*Exercise*. The reply should give back every entry exactly as written.

(Beginning of Provided data)

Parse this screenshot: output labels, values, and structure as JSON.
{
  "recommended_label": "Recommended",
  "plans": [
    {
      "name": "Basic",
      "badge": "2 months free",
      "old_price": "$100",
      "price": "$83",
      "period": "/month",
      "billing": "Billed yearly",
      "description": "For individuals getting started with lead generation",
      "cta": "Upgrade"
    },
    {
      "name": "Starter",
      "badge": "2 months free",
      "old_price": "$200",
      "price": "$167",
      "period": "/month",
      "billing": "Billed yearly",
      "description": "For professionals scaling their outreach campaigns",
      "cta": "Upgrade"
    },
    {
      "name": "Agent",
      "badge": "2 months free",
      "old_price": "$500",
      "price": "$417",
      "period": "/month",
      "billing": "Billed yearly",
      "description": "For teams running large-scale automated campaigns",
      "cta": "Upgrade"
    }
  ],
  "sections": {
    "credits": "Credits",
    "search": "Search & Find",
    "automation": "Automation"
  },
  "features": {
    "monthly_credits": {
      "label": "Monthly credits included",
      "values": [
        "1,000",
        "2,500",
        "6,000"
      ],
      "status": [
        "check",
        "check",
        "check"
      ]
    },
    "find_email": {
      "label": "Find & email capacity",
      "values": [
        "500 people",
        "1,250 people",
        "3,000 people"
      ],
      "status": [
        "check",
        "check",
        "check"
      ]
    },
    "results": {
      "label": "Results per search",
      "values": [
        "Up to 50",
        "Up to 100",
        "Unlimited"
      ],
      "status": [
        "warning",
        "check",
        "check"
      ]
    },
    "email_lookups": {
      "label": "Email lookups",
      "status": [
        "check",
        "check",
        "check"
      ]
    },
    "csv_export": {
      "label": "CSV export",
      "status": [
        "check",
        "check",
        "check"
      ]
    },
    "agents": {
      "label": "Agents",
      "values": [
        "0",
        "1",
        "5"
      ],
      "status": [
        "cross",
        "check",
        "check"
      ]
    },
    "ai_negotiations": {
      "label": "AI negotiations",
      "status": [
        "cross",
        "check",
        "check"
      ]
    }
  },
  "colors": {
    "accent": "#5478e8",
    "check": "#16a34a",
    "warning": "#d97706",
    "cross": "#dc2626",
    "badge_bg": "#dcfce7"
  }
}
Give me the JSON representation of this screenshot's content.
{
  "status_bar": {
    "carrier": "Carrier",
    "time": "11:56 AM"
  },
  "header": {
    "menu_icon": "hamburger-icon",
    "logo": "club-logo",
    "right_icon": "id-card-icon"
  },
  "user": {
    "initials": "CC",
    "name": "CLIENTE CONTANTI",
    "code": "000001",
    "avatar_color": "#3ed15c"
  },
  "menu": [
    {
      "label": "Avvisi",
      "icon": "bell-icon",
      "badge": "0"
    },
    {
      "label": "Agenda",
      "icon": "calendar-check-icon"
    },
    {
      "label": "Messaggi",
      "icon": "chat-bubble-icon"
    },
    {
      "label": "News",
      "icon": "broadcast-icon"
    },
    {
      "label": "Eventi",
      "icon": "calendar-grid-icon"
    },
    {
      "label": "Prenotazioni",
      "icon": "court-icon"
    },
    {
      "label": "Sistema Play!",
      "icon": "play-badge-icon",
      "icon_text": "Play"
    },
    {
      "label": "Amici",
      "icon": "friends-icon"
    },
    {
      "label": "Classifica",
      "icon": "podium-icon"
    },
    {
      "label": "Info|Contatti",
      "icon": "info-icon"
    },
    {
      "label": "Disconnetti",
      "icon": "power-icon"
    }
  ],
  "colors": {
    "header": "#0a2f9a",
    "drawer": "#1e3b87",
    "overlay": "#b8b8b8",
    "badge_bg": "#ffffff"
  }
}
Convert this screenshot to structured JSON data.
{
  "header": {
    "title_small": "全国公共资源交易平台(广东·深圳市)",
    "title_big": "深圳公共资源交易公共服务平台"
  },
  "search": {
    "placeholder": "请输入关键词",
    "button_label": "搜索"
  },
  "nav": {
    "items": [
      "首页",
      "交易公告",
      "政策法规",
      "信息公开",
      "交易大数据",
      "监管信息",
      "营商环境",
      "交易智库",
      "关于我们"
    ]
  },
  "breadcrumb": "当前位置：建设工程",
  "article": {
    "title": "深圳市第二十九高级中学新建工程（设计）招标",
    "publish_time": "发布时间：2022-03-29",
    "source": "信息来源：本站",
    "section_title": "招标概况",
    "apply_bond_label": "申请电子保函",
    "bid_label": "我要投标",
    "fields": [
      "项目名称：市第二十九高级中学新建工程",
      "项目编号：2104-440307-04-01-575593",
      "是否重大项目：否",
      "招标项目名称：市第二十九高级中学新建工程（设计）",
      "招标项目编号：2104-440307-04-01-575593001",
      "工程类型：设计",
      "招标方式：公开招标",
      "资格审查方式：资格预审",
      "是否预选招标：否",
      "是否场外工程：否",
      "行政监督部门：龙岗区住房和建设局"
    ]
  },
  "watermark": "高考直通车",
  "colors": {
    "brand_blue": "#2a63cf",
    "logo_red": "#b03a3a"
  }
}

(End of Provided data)

*Response area*.
Parse this screenshot: output labels, values, and structure as JSON.
{
  "recommended_label": "Recommended",
  "plans": [
    {
      "name": "Basic",
      "badge": "2 months free",
      "old_price": "$100",
      "price": "$83",
      "period": "/month",
      "billing": "Billed yearly",
      "description": "For individuals getting started with lead generation",
      "cta": "Upgrade"
    },
    {
      "name": "Starter",
      "badge": "2 months free",
      "old_price": "$200",
      "price": "$167",
      "period": "/month",
      "billing": "Billed yearly",
      "description": "For professionals scaling their outreach campaigns",
      "cta": "Upgrade"
    },
    {
      "name": "Agent",
      "badge": "2 months free",
      "old_price": "$500",
      "price": "$417",
      "period": "/month",
      "billing": "Billed yearly",
      "description": "For teams running large-scale automated campaigns",
      "cta": "Upgrade"
    }
  ],
  "sections": {
    "credits": "Credits",
    "search": "Search & Find",
    "automation": "Automation"
  },
  "features": {
    "monthly_credits": {
      "label": "Monthly credits included",
      "values": [
        "1,000",
        "2,500",
        "6,000"
      ],
      "status": [
        "check",
        "check",
        "check"
      ]
    },
    "find_email": {
      "label": "Find & email capacity",
      "values": [
        "500 people",
        "1,250 people",
        "3,000 people"
      ],
      "status": [
        "check",
        "check",
        "check"
      ]
    },
    "results": {
      "label": "Results per search",
      "values": [
        "Up to 50",
        "Up to 100",
        "Unlimited"
      ],
      "status": [
        "warning",
        "check",
        "check"
      ]
    },
    "email_lookups": {
      "label": "Email lookups",
      "status": [
        "check",
        "check",
        "check"
      ]
    },
    "csv_export": {
      "label": "CSV export",
      "status": [
        "check",
        "check",
        "check"
      ]
    },
    "agents": {
      "label": "Agents",
      "values": [
        "0",
        "1",
        "5"
      ],
      "status": [
        "cross",
        "check",
        "check"
      ]
    },
    "ai_negotiations": {
      "label": "AI negotiations",
      "status": [
        "cross",
        "check",
        "check"
      ]
    }
  },
  "colors": {
    "accent": "#5478e8",
    "check": "#16a34a",
    "warning": "#d97706",
    "cross": "#dc2626",
    "badge_bg": "#dcfce7"
  }
}
Give me the JSON representation of this screenshot's content.
{
  "status_bar": {
    "carrier": "Carrier",
    "time": "11:56 AM"
  },
  "header": {
    "menu_icon": "hamburger-icon",
    "logo": "club-logo",
    "right_icon": "id-card-icon"
  },
  "user": {
    "initials": "CC",
    "name": "CLIENTE CONTANTI",
    "code": "000001",
    "avatar_color": "#3ed15c"
  },
  "menu": [
    {
      "label": "Avvisi",
      "icon": "bell-icon",
      "badge": "0"
    },
    {
      "label": "Agenda",
      "icon": "calendar-check-icon"
    },
    {
      "label": "Messaggi",
      "icon": "chat-bubble-icon"
    },
    {
      "label": "News",
      "icon": "broadcast-icon"
    },
    {
      "label": "Eventi",
      "icon": "calendar-grid-icon"
    },
    {
      "label": "Prenotazioni",
      "icon": "court-icon"
    },
    {
      "label": "Sistema Play!",
      "icon": "play-badge-icon",
      "icon_text": "Play"
    },
    {
      "label": "Amici",
      "icon": "friends-icon"
    },
    {
      "label": "Classifica",
      "icon": "podium-icon"
    },
    {
      "label": "Info|Contatti",
      "icon": "info-icon"
    },
    {
      "label": "Disconnetti",
      "icon": "power-icon"
    }
  ],
  "colors": {
    "header": "#0a2f9a",
    "drawer": "#1e3b87",
    "overlay": "#b8b8b8",
    "badge_bg": "#ffffff"
  }
}
Convert this screenshot to structured JSON data.
{
  "header": {
    "title_small": "全国公共资源交易平台(广东·深圳市)",
    "title_big": "深圳公共资源交易公共服务平台"
  },
  "search": {
    "placeholder": "请输入关键词",
    "button_label": "搜索"
  },
  "nav": {
    "items": [
      "首页",
      "交易公告",
      "政策法规",
      "信息公开",
      "交易大数据",
      "监管信息",
      "营商环境",
      "交易智库",
      "关于我们"
    ]
  },
  "breadcrumb": "当前位置：建设工程",
  "article": {
    "title": "深圳市第二十九高级中学新建工程（设计）招标",
    "publish_time": "发布时间：2022-03-29",
    "source": "信息来源：本站",
    "section_title": "招标概况",
    "apply_bond_label": "申请电子保函",
    "bid_label": "我要投标",
    "fields": [
      "项目名称：市第二十九高级中学新建工程",
      "项目编号：2104-440307-04-01-575593",
      "是否重大项目：否",
      "招标项目名称：市第二十九高级中学新建工程（设计）",
      "招标项目编号：2104-440307-04-01-575593001",
      "工程类型：设计",
      "招标方式：公开招标",
      "资格审查方式：资格预审",
      "是否预选招标：否",
      "是否场外工程：否",
      "行政监督部门：龙岗区住房和建设局"
    ]
  },
  "watermark": "高考直通车",
  "colors": {
    "brand_blue": "#2a63cf",
    "logo_red": "#b03a3a"
  }
}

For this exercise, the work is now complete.